If that sounds like reasonably direct story-telling, rest assured that The Savage Detectives is anything but straightforward. The novel is divided into three parts, spread over a span of about two decades. The first and third sections involve the first-person narration of Juan García Madero, the young want-to-be Visceral Realist, who tells of how he got involved with Belano and Lima, how they came to leave Mexico City in a stolen car with a prostitute in tow, and their adventures in Sonora. These events are relayed as diary entries over a three-month period from late 1975 to early 1976. The middle section, comprising the bulk of the novel, adopts a completely different stylistic tone. Spread between 1976 and 1996, this part of the book chronicles a series of “interviews” with about forty people who had some sort of contact with Belano and Lima over the years following their trip to the desert. Of course, each of these narrators has a different opinion of the poets and their abortive movement and, collectively, their vignettes provide the reader with a not-quite-complete view of the rest of the story.

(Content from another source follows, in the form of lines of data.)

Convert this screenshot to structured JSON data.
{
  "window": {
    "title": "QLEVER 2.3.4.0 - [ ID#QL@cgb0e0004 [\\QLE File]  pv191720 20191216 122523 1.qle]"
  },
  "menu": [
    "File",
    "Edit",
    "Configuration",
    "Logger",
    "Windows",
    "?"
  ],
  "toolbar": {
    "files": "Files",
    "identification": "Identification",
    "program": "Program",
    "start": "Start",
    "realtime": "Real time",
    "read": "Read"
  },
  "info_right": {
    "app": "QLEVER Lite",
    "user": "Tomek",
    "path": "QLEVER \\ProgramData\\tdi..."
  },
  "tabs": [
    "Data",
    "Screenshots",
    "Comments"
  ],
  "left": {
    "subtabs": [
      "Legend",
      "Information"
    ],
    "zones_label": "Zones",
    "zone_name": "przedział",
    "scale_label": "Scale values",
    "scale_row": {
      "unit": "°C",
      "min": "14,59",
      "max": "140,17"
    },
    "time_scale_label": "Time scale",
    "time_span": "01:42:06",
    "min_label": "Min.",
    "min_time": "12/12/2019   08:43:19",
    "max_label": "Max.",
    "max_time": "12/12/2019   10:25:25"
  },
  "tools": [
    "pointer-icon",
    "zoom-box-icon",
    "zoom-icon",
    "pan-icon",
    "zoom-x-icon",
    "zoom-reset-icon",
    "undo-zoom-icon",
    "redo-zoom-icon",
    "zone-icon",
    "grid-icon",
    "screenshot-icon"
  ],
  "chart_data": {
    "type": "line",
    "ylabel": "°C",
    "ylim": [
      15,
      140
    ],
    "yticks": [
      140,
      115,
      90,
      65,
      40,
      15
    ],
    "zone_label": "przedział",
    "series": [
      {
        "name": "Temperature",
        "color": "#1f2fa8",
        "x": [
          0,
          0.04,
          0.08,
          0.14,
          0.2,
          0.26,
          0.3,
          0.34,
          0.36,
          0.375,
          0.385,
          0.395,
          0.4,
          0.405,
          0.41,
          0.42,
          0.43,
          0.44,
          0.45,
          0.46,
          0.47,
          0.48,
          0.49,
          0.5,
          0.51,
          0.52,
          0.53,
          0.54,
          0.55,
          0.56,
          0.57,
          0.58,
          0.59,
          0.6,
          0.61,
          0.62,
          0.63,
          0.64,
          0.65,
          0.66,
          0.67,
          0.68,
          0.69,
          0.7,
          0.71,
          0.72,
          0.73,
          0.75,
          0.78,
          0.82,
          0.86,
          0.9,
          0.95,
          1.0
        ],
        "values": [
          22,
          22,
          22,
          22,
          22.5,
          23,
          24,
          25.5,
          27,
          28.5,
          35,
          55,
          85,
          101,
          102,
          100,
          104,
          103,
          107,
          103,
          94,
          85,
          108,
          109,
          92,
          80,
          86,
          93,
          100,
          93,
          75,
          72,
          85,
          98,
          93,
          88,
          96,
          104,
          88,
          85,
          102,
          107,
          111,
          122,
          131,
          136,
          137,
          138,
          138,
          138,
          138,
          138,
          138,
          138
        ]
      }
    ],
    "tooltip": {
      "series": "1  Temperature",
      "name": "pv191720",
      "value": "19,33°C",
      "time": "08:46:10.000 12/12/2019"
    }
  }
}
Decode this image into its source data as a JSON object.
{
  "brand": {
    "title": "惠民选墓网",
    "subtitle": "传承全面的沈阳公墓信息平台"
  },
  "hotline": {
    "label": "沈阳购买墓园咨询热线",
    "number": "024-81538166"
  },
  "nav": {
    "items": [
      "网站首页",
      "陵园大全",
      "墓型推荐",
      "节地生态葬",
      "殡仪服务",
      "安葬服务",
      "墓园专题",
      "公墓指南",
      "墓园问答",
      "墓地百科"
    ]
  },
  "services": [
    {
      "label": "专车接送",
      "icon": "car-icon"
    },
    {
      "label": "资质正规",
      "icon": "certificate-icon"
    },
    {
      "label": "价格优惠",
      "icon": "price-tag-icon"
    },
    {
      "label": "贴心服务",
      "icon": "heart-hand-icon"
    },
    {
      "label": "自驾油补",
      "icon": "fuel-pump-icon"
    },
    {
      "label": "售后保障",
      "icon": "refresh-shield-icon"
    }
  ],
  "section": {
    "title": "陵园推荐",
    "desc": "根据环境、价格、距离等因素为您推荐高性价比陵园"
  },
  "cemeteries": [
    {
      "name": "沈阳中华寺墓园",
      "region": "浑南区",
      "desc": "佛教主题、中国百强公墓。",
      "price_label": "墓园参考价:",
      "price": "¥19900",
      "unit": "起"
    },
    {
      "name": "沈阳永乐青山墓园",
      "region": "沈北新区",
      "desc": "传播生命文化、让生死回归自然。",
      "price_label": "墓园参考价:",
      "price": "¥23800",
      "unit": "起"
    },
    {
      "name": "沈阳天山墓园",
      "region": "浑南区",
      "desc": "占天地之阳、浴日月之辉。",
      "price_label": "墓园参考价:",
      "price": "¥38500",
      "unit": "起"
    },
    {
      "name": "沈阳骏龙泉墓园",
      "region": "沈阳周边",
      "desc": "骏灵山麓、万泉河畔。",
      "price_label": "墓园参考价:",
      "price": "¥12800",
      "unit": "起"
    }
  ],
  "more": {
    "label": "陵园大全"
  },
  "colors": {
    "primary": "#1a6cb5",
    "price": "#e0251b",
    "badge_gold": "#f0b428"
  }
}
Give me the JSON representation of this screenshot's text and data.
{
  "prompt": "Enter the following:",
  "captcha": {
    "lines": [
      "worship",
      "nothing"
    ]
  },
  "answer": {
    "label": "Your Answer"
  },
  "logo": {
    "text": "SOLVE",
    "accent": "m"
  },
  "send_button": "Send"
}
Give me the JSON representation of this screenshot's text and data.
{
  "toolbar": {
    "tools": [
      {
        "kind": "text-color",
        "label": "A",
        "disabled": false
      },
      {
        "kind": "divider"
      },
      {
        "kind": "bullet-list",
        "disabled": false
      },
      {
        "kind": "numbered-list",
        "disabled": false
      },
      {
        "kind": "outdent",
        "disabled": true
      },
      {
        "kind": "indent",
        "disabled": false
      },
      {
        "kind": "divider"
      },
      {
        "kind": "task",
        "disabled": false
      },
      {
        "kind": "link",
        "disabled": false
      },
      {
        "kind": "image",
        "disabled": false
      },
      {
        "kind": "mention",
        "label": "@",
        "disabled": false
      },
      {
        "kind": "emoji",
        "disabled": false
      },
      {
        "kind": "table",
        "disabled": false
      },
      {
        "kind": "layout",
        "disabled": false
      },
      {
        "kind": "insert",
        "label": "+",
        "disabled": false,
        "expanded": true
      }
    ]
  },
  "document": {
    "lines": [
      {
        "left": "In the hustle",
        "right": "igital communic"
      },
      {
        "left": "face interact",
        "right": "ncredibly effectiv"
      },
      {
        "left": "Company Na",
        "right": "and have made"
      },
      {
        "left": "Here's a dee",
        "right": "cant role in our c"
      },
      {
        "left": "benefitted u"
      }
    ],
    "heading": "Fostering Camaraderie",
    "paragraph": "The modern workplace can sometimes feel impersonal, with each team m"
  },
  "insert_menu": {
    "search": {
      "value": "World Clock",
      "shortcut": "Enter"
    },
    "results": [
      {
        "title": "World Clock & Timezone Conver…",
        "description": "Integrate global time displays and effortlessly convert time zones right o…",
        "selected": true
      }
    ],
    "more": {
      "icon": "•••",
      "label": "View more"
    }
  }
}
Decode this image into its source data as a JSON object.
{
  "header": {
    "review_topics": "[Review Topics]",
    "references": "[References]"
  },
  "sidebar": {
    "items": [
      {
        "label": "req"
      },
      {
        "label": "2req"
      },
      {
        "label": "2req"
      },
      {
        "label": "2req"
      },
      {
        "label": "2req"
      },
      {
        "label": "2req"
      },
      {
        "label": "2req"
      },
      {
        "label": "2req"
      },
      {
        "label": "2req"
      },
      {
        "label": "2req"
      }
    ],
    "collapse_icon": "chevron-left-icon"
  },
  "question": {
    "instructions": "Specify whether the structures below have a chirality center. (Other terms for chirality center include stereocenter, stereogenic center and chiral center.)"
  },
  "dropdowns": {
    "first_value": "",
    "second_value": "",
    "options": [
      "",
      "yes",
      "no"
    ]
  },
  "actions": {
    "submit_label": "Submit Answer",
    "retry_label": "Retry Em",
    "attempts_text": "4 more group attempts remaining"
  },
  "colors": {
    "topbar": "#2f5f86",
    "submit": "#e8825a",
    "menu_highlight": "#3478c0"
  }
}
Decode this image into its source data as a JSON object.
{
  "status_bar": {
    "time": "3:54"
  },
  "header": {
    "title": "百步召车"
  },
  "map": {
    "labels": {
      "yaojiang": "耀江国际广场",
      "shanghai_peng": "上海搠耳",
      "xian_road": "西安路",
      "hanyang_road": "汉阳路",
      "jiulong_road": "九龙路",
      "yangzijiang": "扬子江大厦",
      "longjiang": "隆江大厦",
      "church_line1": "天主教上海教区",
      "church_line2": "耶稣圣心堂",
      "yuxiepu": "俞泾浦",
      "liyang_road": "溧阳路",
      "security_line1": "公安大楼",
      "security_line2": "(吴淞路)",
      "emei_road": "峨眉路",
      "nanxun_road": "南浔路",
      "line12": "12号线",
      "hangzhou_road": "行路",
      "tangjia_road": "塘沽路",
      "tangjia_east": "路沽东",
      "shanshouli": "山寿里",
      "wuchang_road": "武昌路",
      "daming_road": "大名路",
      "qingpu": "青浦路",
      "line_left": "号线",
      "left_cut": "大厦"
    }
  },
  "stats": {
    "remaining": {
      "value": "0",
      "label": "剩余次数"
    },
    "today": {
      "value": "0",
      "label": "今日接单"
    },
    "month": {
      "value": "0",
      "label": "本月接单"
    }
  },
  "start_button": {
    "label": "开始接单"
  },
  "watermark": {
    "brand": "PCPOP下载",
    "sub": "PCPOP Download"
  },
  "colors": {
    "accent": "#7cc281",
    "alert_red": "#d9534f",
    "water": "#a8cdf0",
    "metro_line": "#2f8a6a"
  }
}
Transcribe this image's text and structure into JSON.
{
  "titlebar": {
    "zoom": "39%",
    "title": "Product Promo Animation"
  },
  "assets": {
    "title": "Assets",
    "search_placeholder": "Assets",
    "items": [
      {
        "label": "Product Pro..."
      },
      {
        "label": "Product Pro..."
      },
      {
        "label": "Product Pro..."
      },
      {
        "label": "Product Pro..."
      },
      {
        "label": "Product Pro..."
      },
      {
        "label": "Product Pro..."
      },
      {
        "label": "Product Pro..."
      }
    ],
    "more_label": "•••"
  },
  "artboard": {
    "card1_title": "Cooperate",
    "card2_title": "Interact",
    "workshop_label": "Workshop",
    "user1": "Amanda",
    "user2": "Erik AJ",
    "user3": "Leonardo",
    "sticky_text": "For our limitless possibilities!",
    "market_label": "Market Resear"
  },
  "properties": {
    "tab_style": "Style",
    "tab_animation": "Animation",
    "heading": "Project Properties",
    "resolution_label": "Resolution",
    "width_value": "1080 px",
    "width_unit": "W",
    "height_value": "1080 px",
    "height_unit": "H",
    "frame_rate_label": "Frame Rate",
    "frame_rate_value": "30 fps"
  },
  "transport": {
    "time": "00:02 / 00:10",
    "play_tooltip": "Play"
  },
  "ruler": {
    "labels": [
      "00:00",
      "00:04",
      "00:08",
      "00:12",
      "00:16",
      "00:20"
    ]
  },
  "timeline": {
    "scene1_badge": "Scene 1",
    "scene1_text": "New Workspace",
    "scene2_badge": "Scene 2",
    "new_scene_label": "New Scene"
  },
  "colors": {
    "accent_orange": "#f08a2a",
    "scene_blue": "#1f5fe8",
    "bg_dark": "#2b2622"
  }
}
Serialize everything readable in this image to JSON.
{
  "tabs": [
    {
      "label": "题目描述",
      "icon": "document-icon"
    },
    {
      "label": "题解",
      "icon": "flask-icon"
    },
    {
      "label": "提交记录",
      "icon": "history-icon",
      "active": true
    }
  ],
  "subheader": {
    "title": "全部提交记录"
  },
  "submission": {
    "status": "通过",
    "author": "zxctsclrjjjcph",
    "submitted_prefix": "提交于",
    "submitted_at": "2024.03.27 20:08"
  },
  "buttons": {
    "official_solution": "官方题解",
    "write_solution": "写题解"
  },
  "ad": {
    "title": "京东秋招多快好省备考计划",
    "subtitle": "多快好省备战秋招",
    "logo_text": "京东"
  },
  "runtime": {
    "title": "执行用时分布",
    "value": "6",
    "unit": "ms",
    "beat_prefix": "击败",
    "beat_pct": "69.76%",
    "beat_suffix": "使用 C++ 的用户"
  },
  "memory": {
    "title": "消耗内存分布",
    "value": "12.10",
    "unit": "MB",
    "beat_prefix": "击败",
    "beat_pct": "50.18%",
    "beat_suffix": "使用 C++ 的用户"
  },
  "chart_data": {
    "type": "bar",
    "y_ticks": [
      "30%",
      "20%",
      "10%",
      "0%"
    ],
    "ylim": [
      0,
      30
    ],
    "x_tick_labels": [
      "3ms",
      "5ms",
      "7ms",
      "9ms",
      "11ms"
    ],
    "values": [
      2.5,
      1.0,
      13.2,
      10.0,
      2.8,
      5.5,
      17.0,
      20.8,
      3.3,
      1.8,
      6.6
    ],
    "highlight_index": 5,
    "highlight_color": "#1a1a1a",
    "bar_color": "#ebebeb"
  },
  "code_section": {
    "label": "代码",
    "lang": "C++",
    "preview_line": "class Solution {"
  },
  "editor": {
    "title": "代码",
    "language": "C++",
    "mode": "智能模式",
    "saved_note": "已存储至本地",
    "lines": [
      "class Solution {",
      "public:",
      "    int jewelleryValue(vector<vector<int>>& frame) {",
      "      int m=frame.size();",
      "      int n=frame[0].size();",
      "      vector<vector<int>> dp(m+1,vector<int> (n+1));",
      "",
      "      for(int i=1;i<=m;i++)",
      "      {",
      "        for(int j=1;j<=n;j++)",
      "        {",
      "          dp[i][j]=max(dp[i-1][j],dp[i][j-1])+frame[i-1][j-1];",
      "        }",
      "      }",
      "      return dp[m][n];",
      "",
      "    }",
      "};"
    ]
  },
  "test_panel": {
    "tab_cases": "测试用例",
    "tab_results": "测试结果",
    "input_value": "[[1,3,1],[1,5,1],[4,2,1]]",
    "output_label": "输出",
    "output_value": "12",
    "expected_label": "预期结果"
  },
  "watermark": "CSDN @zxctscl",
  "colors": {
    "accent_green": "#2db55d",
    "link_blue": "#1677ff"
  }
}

I found this novel to be always interesting and often thrilling, with only occasional stretches that dragged on too long (almost all of these were in the middle section of the book). Bolaño’s language is simply electric and the frenetic way he paces the story captures perfectly the passion and angst of a generation of young artists who likely never find what they are searching for. In that regard, The Savage Detectives has been likened to some of the great Beat Generation works (e,g, On the Road, Howl) that caught the spirit of a different place and time, and I think that comparison is apt. To be sure, though, this is an author with his own voice and the way he is able to mash up so many interrelated personal stories with themes involving politics, sex, philosophy, violence, and literary references into an almost-coherent story is simply amazing. This is a book that I really enjoyed reading and it ranks right beside the magnificent and harrowing 2666 as the best work this talented writer produced.
Several times, they list writers of their time. Since a few obscure real-life writers' names show up, I assume all these are real. If I were more familiar with these writers, I would probably get the satire, but I am not so I didn't get it.
On the other hand, the story is fascinating! And though I was disappointed when the narrator disappeared, I did find it fun to follow these characters all over the world. And you won't understand the title at all until then end. And even then, not completely.
Bolaño is a genious. Or he was. It's tragic that he died so young, just when he was picking up speed. So many stories we will miss out on.
Any writer who wants instruction in how to orient the reader to time and place should take this book as the only lesson they will need. Also, in a novel about poets, not one line of poetry from the main characters...fantastic device. No, this is not a character-driven book: it is about the life and death of a way of life and way of seeing the world, of a time and place that the author misses very much. If you view Visceral Realism in Mexico City in the late 1970's as a character in its own right, you will be just as saddened to see it unraveling, along with its leaders, as you would with any other literary character.
This edition is worth reading for the author's comments in interviews on Latin American literature alone....never liked Vargas Llosa or Isabel Allende, or Laura Esquivel, and I now feel freed.